There is certainly a being (The Ancient) from some miles off in The
Man front Outer Space but he remains sadly earth-bound. He is planning
world conquest from a new-fangled submarine and can assume any human
Could this be A Billion for Boris by Mary Rodgers?
When Ape Face fixes a broken-down television set Boris sold to him, something unusual happens. Instead of regularly scheduled programs, this TV shows the future -- one day in advance! They get tomorrow's shows, tomorrow's movies, and tomorrow's news. Annabel thinks they should use their new TV with ESP to ...
The book is Phillip the Flower-Eating Phoenix, by John Todaro and B. Ellen, published by Abelard Schuman in 1961. The colorful illustrations seem to be made of paper cutouts like those Matisse used. I found it by Googling for "flower-eating bird" kirkus, which gained me a brief Kirkus review published September 15, 1961. Armed with the title and name of ...
Going out on a limb here, but The Snowstorm by Beryl Netherclift?
Farthingales is Aunt Amethyst. The children agreed on that. She was
trying valiantly to save the gabled old house in the English
countryside, which was beset by taxes and falling into ruin. From the
first day of their visit, Caroline, Richard, and Kit were determined
Singer to the Sea God by Vivien Alcock
A grand adventure set in ancient Greece. One look at Medusa, and Cleo
turns to stone. Phaidon cannot leave Cleo behind when he escapes with
his uncle and two other slaves. But the sea trader who has helped them
now abandons them, taking Cleo with him. Marooned on an island haunted
by strange echoes, they face ...
As noted by Brian above, this could be the Beast Quest series ghostwritten under the name of Adam Blade. A general overview of the series:
If you, like I, were worried that Adam Blade's Beast Quest would be an extremely black-and-white adventure series about children pointlessly slaughtering Always Chaotic Evil "monsters", you can stop worrying. It's not ...
While it doesn't have "Chronicles" in the title, The Circle of Magic series by Debra Doyle and James D. Macdonald fits plotwise. In the first book, School of Wizardry, we encounter Randal, a squire in his Uncle's household, training to eventually become a knight, who instead goes with the wizard Madoc to learn magic at a school which, yes, is in a castle. ...

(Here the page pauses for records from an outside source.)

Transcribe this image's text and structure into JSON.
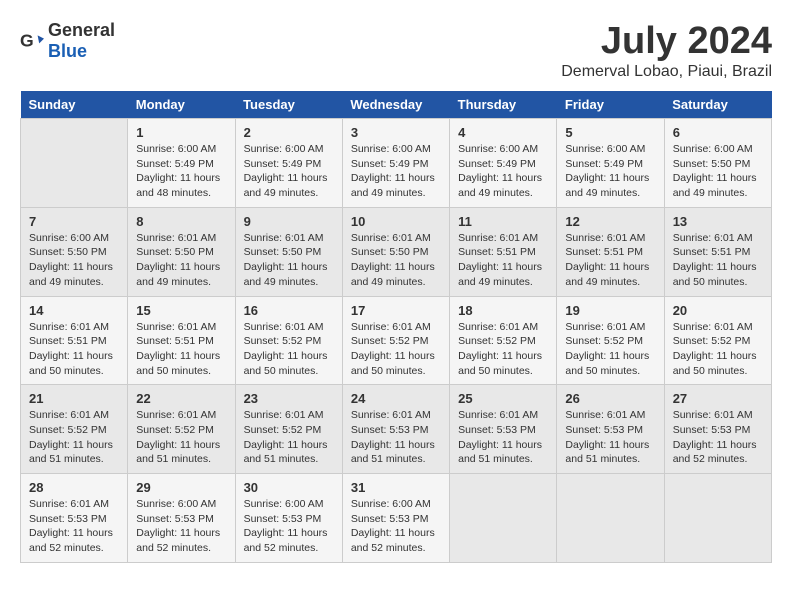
{
  "logo": {
    "general": "General",
    "blue": "Blue"
  },
  "title": "July 2024",
  "subtitle": "Demerval Lobao, Piaui, Brazil",
  "headers": [
    "Sunday",
    "Monday",
    "Tuesday",
    "Wednesday",
    "Thursday",
    "Friday",
    "Saturday"
  ],
  "weeks": [
    [
      {
        "day": "",
        "info": ""
      },
      {
        "day": "1",
        "info": "Sunrise: 6:00 AM\nSunset: 5:49 PM\nDaylight: 11 hours\nand 48 minutes."
      },
      {
        "day": "2",
        "info": "Sunrise: 6:00 AM\nSunset: 5:49 PM\nDaylight: 11 hours\nand 49 minutes."
      },
      {
        "day": "3",
        "info": "Sunrise: 6:00 AM\nSunset: 5:49 PM\nDaylight: 11 hours\nand 49 minutes."
      },
      {
        "day": "4",
        "info": "Sunrise: 6:00 AM\nSunset: 5:49 PM\nDaylight: 11 hours\nand 49 minutes."
      },
      {
        "day": "5",
        "info": "Sunrise: 6:00 AM\nSunset: 5:49 PM\nDaylight: 11 hours\nand 49 minutes."
      },
      {
        "day": "6",
        "info": "Sunrise: 6:00 AM\nSunset: 5:50 PM\nDaylight: 11 hours\nand 49 minutes."
      }
    ],
    [
      {
        "day": "7",
        "info": "Sunrise: 6:00 AM\nSunset: 5:50 PM\nDaylight: 11 hours\nand 49 minutes."
      },
      {
        "day": "8",
        "info": "Sunrise: 6:01 AM\nSunset: 5:50 PM\nDaylight: 11 hours\nand 49 minutes."
      },
      {
        "day": "9",
        "info": "Sunrise: 6:01 AM\nSunset: 5:50 PM\nDaylight: 11 hours\nand 49 minutes."
      },
      {
        "day": "10",
        "info": "Sunrise: 6:01 AM\nSunset: 5:50 PM\nDaylight: 11 hours\nand 49 minutes."
      },
      {
        "day": "11",
        "info": "Sunrise: 6:01 AM\nSunset: 5:51 PM\nDaylight: 11 hours\nand 49 minutes."
      },
      {
        "day": "12",
        "info": "Sunrise: 6:01 AM\nSunset: 5:51 PM\nDaylight: 11 hours\nand 49 minutes."
      },
      {
        "day": "13",
        "info": "Sunrise: 6:01 AM\nSunset: 5:51 PM\nDaylight: 11 hours\nand 50 minutes."
      }
    ],
    [
      {
        "day": "14",
        "info": "Sunrise: 6:01 AM\nSunset: 5:51 PM\nDaylight: 11 hours\nand 50 minutes."
      },
      {
        "day": "15",
        "info": "Sunrise: 6:01 AM\nSunset: 5:51 PM\nDaylight: 11 hours\nand 50 minutes."
      },
      {
        "day": "16",
        "info": "Sunrise: 6:01 AM\nSunset: 5:52 PM\nDaylight: 11 hours\nand 50 minutes."
      },
      {
        "day": "17",
        "info": "Sunrise: 6:01 AM\nSunset: 5:52 PM\nDaylight: 11 hours\nand 50 minutes."
      },
      {
        "day": "18",
        "info": "Sunrise: 6:01 AM\nSunset: 5:52 PM\nDaylight: 11 hours\nand 50 minutes."
      },
      {
        "day": "19",
        "info": "Sunrise: 6:01 AM\nSunset: 5:52 PM\nDaylight: 11 hours\nand 50 minutes."
      },
      {
        "day": "20",
        "info": "Sunrise: 6:01 AM\nSunset: 5:52 PM\nDaylight: 11 hours\nand 50 minutes."
      }
    ],
    [
      {
        "day": "21",
        "info": "Sunrise: 6:01 AM\nSunset: 5:52 PM\nDaylight: 11 hours\nand 51 minutes."
      },
      {
        "day": "22",
        "info": "Sunrise: 6:01 AM\nSunset: 5:52 PM\nDaylight: 11 hours\nand 51 minutes."
      },
      {
        "day": "23",
        "info": "Sunrise: 6:01 AM\nSunset: 5:52 PM\nDaylight: 11 hours\nand 51 minutes."
      },
      {
        "day": "24",
        "info": "Sunrise: 6:01 AM\nSunset: 5:53 PM\nDaylight: 11 hours\nand 51 minutes."
      },
      {
        "day": "25",
        "info": "Sunrise: 6:01 AM\nSunset: 5:53 PM\nDaylight: 11 hours\nand 51 minutes."
      },
      {
        "day": "26",
        "info": "Sunrise: 6:01 AM\nSunset: 5:53 PM\nDaylight: 11 hours\nand 51 minutes."
      },
      {
        "day": "27",
        "info": "Sunrise: 6:01 AM\nSunset: 5:53 PM\nDaylight: 11 hours\nand 52 minutes."
      }
    ],
    [
      {
        "day": "28",
        "info": "Sunrise: 6:01 AM\nSunset: 5:53 PM\nDaylight: 11 hours\nand 52 minutes."
      },
      {
        "day": "29",
        "info": "Sunrise: 6:00 AM\nSunset: 5:53 PM\nDaylight: 11 hours\nand 52 minutes."
      },
      {
        "day": "30",
        "info": "Sunrise: 6:00 AM\nSunset: 5:53 PM\nDaylight: 11 hours\nand 52 minutes."
      },
      {
        "day": "31",
        "info": "Sunrise: 6:00 AM\nSunset: 5:53 PM\nDaylight: 11 hours\nand 52 minutes."
      },
      {
        "day": "",
        "info": ""
      },
      {
        "day": "",
        "info": ""
      },
      {
        "day": "",
        "info": ""
      }
    ]
  ]
}
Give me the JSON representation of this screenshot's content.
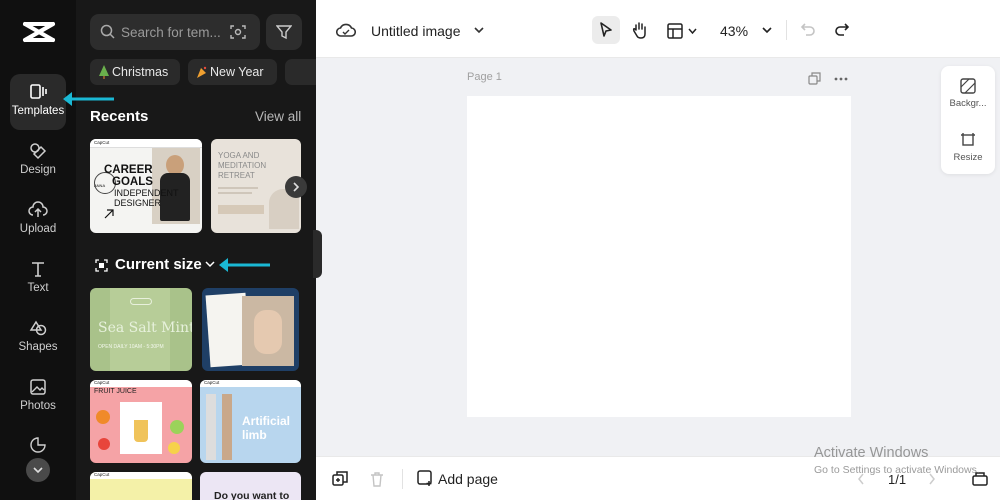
{
  "sidebar": {
    "items": [
      {
        "label": "Templates",
        "icon": "templates-icon"
      },
      {
        "label": "Design",
        "icon": "design-icon"
      },
      {
        "label": "Upload",
        "icon": "upload-icon"
      },
      {
        "label": "Text",
        "icon": "text-icon"
      },
      {
        "label": "Shapes",
        "icon": "shapes-icon"
      },
      {
        "label": "Photos",
        "icon": "photos-icon"
      }
    ]
  },
  "panel": {
    "search_placeholder": "Search for tem...",
    "chips": [
      "Christmas",
      "New Year"
    ],
    "recents_title": "Recents",
    "view_all": "View all",
    "current_size": "Current size",
    "templates": {
      "career": {
        "brand": "CapCut",
        "l1": "CAREER",
        "l2": "GOALS",
        "l3": "INDEPENDENT",
        "l4": "DESIGNER",
        "name": "ANNA"
      },
      "yoga": {
        "l1": "YOGA AND",
        "l2": "MEDITATION",
        "l3": "RETREAT"
      },
      "sea": {
        "l1": "Sea Salt Mint",
        "l2": "OPEN DAILY 10AM - 5:30PM"
      },
      "juice": {
        "brand": "CapCut",
        "l1": "FRUIT JUICE"
      },
      "limb": {
        "brand": "CapCut",
        "l1": "Artificial",
        "l2": "limb"
      },
      "bottom": {
        "brand": "CapCut",
        "l1": "Do you want to"
      }
    }
  },
  "toolbar": {
    "title": "Untitled image",
    "zoom": "43%"
  },
  "canvas": {
    "page_label": "Page 1"
  },
  "right_panel": {
    "background": "Backgr...",
    "resize": "Resize"
  },
  "bottom": {
    "add_page": "Add page",
    "page_indicator": "1/1"
  },
  "watermark": {
    "line1": "Activate Windows",
    "line2": "Go to Settings to activate Windows."
  },
  "colors": {
    "annotation_arrow": "#1ab8d4",
    "panel_bg": "#181818",
    "rail_bg": "#101010"
  }
}
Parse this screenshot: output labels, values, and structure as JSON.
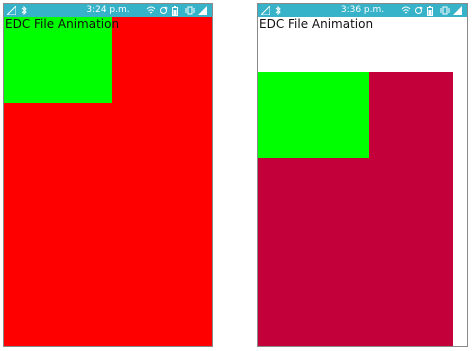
{
  "statusbar": {
    "color": "#36b3c9",
    "left_icons": [
      "signal-icon",
      "bluetooth-icon"
    ],
    "right_icons": [
      "wifi-icon",
      "sync-icon",
      "battery-icon",
      "vibrate-icon",
      "cellular-icon"
    ]
  },
  "screens": [
    {
      "time": "3:24 p.m.",
      "title": "EDC File Animation",
      "background_rect_color": "#ff0000",
      "foreground_rect_color": "#00ff00"
    },
    {
      "time": "3:36 p.m.",
      "title": "EDC File Animation",
      "background_rect_color": "#c4003a",
      "foreground_rect_color": "#00ff00"
    }
  ]
}
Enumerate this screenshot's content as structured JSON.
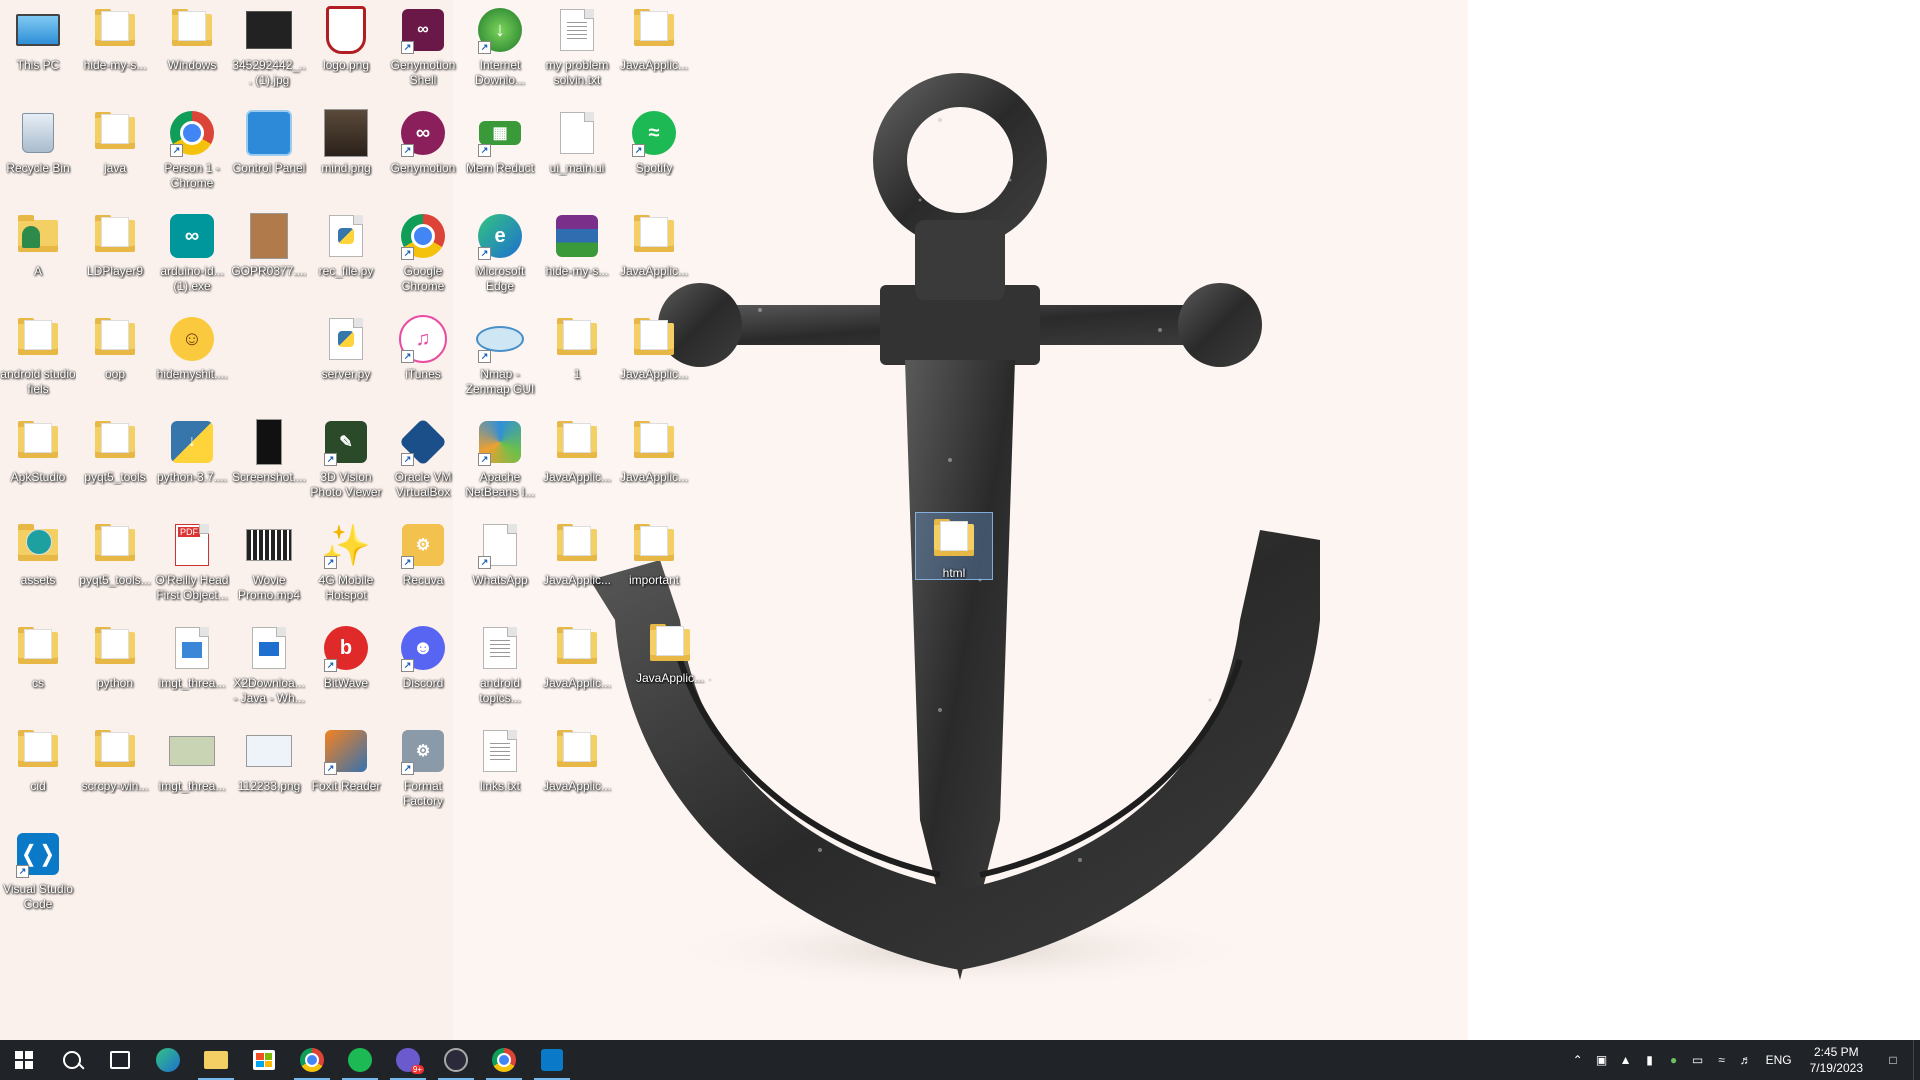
{
  "desktop": {
    "icons": [
      {
        "label": "This PC",
        "kind": "pc",
        "col": 0,
        "row": 0
      },
      {
        "label": "hide-my-s...",
        "kind": "folder",
        "col": 1,
        "row": 0
      },
      {
        "label": "Windows",
        "kind": "folder",
        "col": 2,
        "row": 0
      },
      {
        "label": "345292442_... (1).jpg",
        "kind": "image-dark",
        "col": 3,
        "row": 0
      },
      {
        "label": "logo.png",
        "kind": "logo",
        "col": 4,
        "row": 0
      },
      {
        "label": "Genymotion Shell",
        "kind": "genymotion-shell",
        "col": 5,
        "row": 0,
        "shortcut": true
      },
      {
        "label": "Internet Downlo...",
        "kind": "idm",
        "col": 6,
        "row": 0,
        "shortcut": true
      },
      {
        "label": "my problem solvin.txt",
        "kind": "text",
        "col": 7,
        "row": 0
      },
      {
        "label": "JavaApplic...",
        "kind": "folder",
        "col": 8,
        "row": 0
      },
      {
        "label": "Recycle Bin",
        "kind": "recycle",
        "col": 0,
        "row": 1
      },
      {
        "label": "java",
        "kind": "folder",
        "col": 1,
        "row": 1
      },
      {
        "label": "Person 1 - Chrome",
        "kind": "chrome-person",
        "col": 2,
        "row": 1,
        "shortcut": true
      },
      {
        "label": "Control Panel",
        "kind": "control-panel",
        "col": 3,
        "row": 1
      },
      {
        "label": "mind.png",
        "kind": "photo",
        "col": 4,
        "row": 1
      },
      {
        "label": "Genymotion",
        "kind": "genymotion",
        "col": 5,
        "row": 1,
        "shortcut": true
      },
      {
        "label": "Mem Reduct",
        "kind": "mem-reduct",
        "col": 6,
        "row": 1,
        "shortcut": true
      },
      {
        "label": "ui_main.ui",
        "kind": "blank",
        "col": 7,
        "row": 1
      },
      {
        "label": "Spotify",
        "kind": "spotify",
        "col": 8,
        "row": 1,
        "shortcut": true
      },
      {
        "label": "A",
        "kind": "user-folder",
        "col": 0,
        "row": 2
      },
      {
        "label": "LDPlayer9",
        "kind": "folder",
        "col": 1,
        "row": 2
      },
      {
        "label": "arduino-id... (1).exe",
        "kind": "arduino",
        "col": 2,
        "row": 2
      },
      {
        "label": "GOPR0377....",
        "kind": "image-brown",
        "col": 3,
        "row": 2
      },
      {
        "label": "rec_file.py",
        "kind": "python-file",
        "col": 4,
        "row": 2
      },
      {
        "label": "Google Chrome",
        "kind": "chrome",
        "col": 5,
        "row": 2,
        "shortcut": true
      },
      {
        "label": "Microsoft Edge",
        "kind": "edge",
        "col": 6,
        "row": 2,
        "shortcut": true
      },
      {
        "label": "hide-my-s...",
        "kind": "winrar",
        "col": 7,
        "row": 2
      },
      {
        "label": "JavaApplic...",
        "kind": "folder",
        "col": 8,
        "row": 2
      },
      {
        "label": "android studio fiels",
        "kind": "folder",
        "col": 0,
        "row": 3
      },
      {
        "label": "oop",
        "kind": "folder",
        "col": 1,
        "row": 3
      },
      {
        "label": "hidemyshit....",
        "kind": "emoji",
        "col": 2,
        "row": 3
      },
      {
        "label": "server.py",
        "kind": "python-file",
        "col": 4,
        "row": 3
      },
      {
        "label": "iTunes",
        "kind": "itunes",
        "col": 5,
        "row": 3,
        "shortcut": true
      },
      {
        "label": "Nmap - Zenmap GUI",
        "kind": "nmap",
        "col": 6,
        "row": 3,
        "shortcut": true
      },
      {
        "label": "1",
        "kind": "folder",
        "col": 7,
        "row": 3
      },
      {
        "label": "JavaApplic...",
        "kind": "folder",
        "col": 8,
        "row": 3
      },
      {
        "label": "ApkStudio",
        "kind": "folder",
        "col": 0,
        "row": 4
      },
      {
        "label": "pyqt5_tools",
        "kind": "folder",
        "col": 1,
        "row": 4
      },
      {
        "label": "python-3.7....",
        "kind": "python-installer",
        "col": 2,
        "row": 4
      },
      {
        "label": "Screenshot....",
        "kind": "image-phone",
        "col": 3,
        "row": 4
      },
      {
        "label": "3D Vision Photo Viewer",
        "kind": "3d-vision",
        "col": 4,
        "row": 4,
        "shortcut": true
      },
      {
        "label": "Oracle VM VirtualBox",
        "kind": "virtualbox",
        "col": 5,
        "row": 4,
        "shortcut": true
      },
      {
        "label": "Apache NetBeans I...",
        "kind": "netbeans",
        "col": 6,
        "row": 4,
        "shortcut": true
      },
      {
        "label": "JavaApplic...",
        "kind": "folder",
        "col": 7,
        "row": 4
      },
      {
        "label": "JavaApplic...",
        "kind": "folder",
        "col": 8,
        "row": 4
      },
      {
        "label": "assets",
        "kind": "edge-folder",
        "col": 0,
        "row": 5
      },
      {
        "label": "pyqt5_tools...",
        "kind": "folder",
        "col": 1,
        "row": 5
      },
      {
        "label": "O'Reilly Head First Object...",
        "kind": "pdf",
        "col": 2,
        "row": 5
      },
      {
        "label": "Wovie Promo.mp4",
        "kind": "video",
        "col": 3,
        "row": 5
      },
      {
        "label": "4G Mobile Hotspot",
        "kind": "hotspot",
        "col": 4,
        "row": 5,
        "shortcut": true
      },
      {
        "label": "Recuva",
        "kind": "recuva",
        "col": 5,
        "row": 5,
        "shortcut": true
      },
      {
        "label": "WhatsApp",
        "kind": "blank",
        "col": 6,
        "row": 5,
        "shortcut": true
      },
      {
        "label": "JavaApplic...",
        "kind": "folder",
        "col": 7,
        "row": 5
      },
      {
        "label": "important",
        "kind": "folder",
        "col": 8,
        "row": 5
      },
      {
        "label": "cs",
        "kind": "folder",
        "col": 0,
        "row": 6
      },
      {
        "label": "python",
        "kind": "folder",
        "col": 1,
        "row": 6
      },
      {
        "label": "imgt_threa...",
        "kind": "image-file",
        "col": 2,
        "row": 6
      },
      {
        "label": "X2Downloa... - Java - Wh...",
        "kind": "video-file",
        "col": 3,
        "row": 6
      },
      {
        "label": "BitWave",
        "kind": "bitwave",
        "col": 4,
        "row": 6,
        "shortcut": true
      },
      {
        "label": "Discord",
        "kind": "discord",
        "col": 5,
        "row": 6,
        "shortcut": true
      },
      {
        "label": "android topics...",
        "kind": "text",
        "col": 6,
        "row": 6
      },
      {
        "label": "JavaApplic...",
        "kind": "folder",
        "col": 7,
        "row": 6
      },
      {
        "label": "cid",
        "kind": "folder",
        "col": 0,
        "row": 7
      },
      {
        "label": "scrcpy-win...",
        "kind": "folder",
        "col": 1,
        "row": 7
      },
      {
        "label": "imgt_threa...",
        "kind": "image-green",
        "col": 2,
        "row": 7
      },
      {
        "label": "112233.png",
        "kind": "image-light",
        "col": 3,
        "row": 7
      },
      {
        "label": "Foxit Reader",
        "kind": "foxit",
        "col": 4,
        "row": 7,
        "shortcut": true
      },
      {
        "label": "Format Factory",
        "kind": "format-factory",
        "col": 5,
        "row": 7,
        "shortcut": true
      },
      {
        "label": "links.txt",
        "kind": "text",
        "col": 6,
        "row": 7
      },
      {
        "label": "JavaApplic...",
        "kind": "folder",
        "col": 7,
        "row": 7
      },
      {
        "label": "Visual Studio Code",
        "kind": "vscode",
        "col": 0,
        "row": 8,
        "shortcut": true
      }
    ],
    "floating_icons": [
      {
        "label": "html",
        "kind": "folder",
        "selected": true
      },
      {
        "label": "JavaApplic...",
        "kind": "folder",
        "selected": false
      }
    ]
  },
  "taskbar": {
    "apps": [
      {
        "name": "start",
        "kind": "windows"
      },
      {
        "name": "search",
        "kind": "search"
      },
      {
        "name": "task-view",
        "kind": "taskview"
      },
      {
        "name": "edge",
        "kind": "edge"
      },
      {
        "name": "file-explorer",
        "kind": "explorer",
        "active": true
      },
      {
        "name": "store",
        "kind": "store"
      },
      {
        "name": "chrome",
        "kind": "chrome",
        "active": true
      },
      {
        "name": "spotify",
        "kind": "spotify",
        "active": true
      },
      {
        "name": "chrome-profile",
        "kind": "chrome-profile",
        "active": true
      },
      {
        "name": "obs",
        "kind": "obs",
        "active": true
      },
      {
        "name": "chrome-2",
        "kind": "chrome",
        "active": true
      },
      {
        "name": "vscode",
        "kind": "vscode",
        "active": true
      }
    ],
    "tray": {
      "language": "ENG",
      "time": "2:45 PM",
      "date": "7/19/2023"
    }
  },
  "colors": {
    "taskbar_bg": "#202327",
    "folder": "#f4cf63",
    "accent": "#76b9ed"
  }
}
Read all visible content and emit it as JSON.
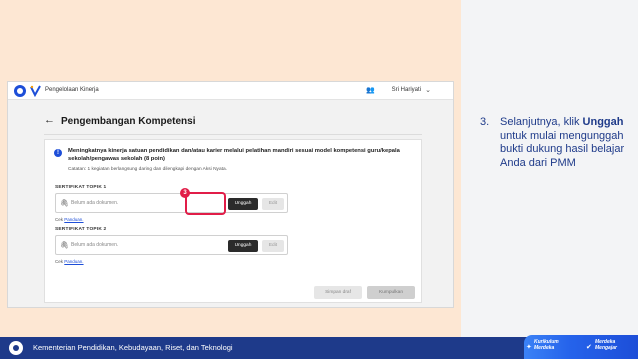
{
  "app": {
    "name": "Pengelolaan Kinerja",
    "user": "Sri Hariyati"
  },
  "page": {
    "title": "Pengembangan Kompetensi",
    "card_title": "Meningkatnya kinerja satuan pendidikan dan/atau karier melalui pelatihan mandiri sesuai model kompetensi guru/kepala sekolah/pengawas sekolah (8 poin)",
    "card_note": "Catatan: 1 kegiatan berlangsung daring dan dilengkapi dengan Aksi Nyata.",
    "sections": [
      {
        "label": "SERTIFIKAT TOPIK 1",
        "doc_placeholder": "Belum ada dokumen.",
        "upload_label": "Unggah",
        "edit_label": "Edit",
        "guide_prefix": "Cek",
        "guide_link": "Panduan."
      },
      {
        "label": "SERTIFIKAT TOPIK 2",
        "doc_placeholder": "Belum ada dokumen.",
        "upload_label": "Unggah",
        "edit_label": "Edit",
        "guide_prefix": "Cek",
        "guide_link": "Panduan."
      }
    ],
    "save_label": "Simpan draf",
    "submit_label": "Kumpulkan",
    "step_number": "3"
  },
  "instruction": {
    "number": "3.",
    "text_before": "Selanjutnya, klik ",
    "bold": "Unggah",
    "text_after": " untuk mulai mengunggah bukti dukung hasil belajar Anda dari PMM"
  },
  "footer": {
    "ministry": "Kementerian Pendidikan, Kebudayaan, Riset, dan Teknologi",
    "brand_left_1": "Kurikulum",
    "brand_left_2": "Merdeka",
    "brand_right_1": "Merdeka",
    "brand_right_2": "Mengajar"
  },
  "colors": {
    "accent": "#1e3a8a",
    "highlight": "#e11d48",
    "background": "#fde7d3"
  }
}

Under the heading of possible conflation of sources, Scholastic Press put out The Secret Kingdom in 2011, first book of Chronicles of the Red King, which is about the ancestor of Charlie Bone, who was sent to a magic school in his first book, Midnight for Charlie Bone.
It could be Where do the Wicked Witches Live? by Juliet Snape and Charles Snape.
The Books for Keeps review is:
Dennis sets out to discover where witches live. As he searches over
the hills and beyond the trees, he doesn't know that wicked witches,
sleek cats and all manner of creepy creatures are observing him all
the way! Cleverly concealed in ...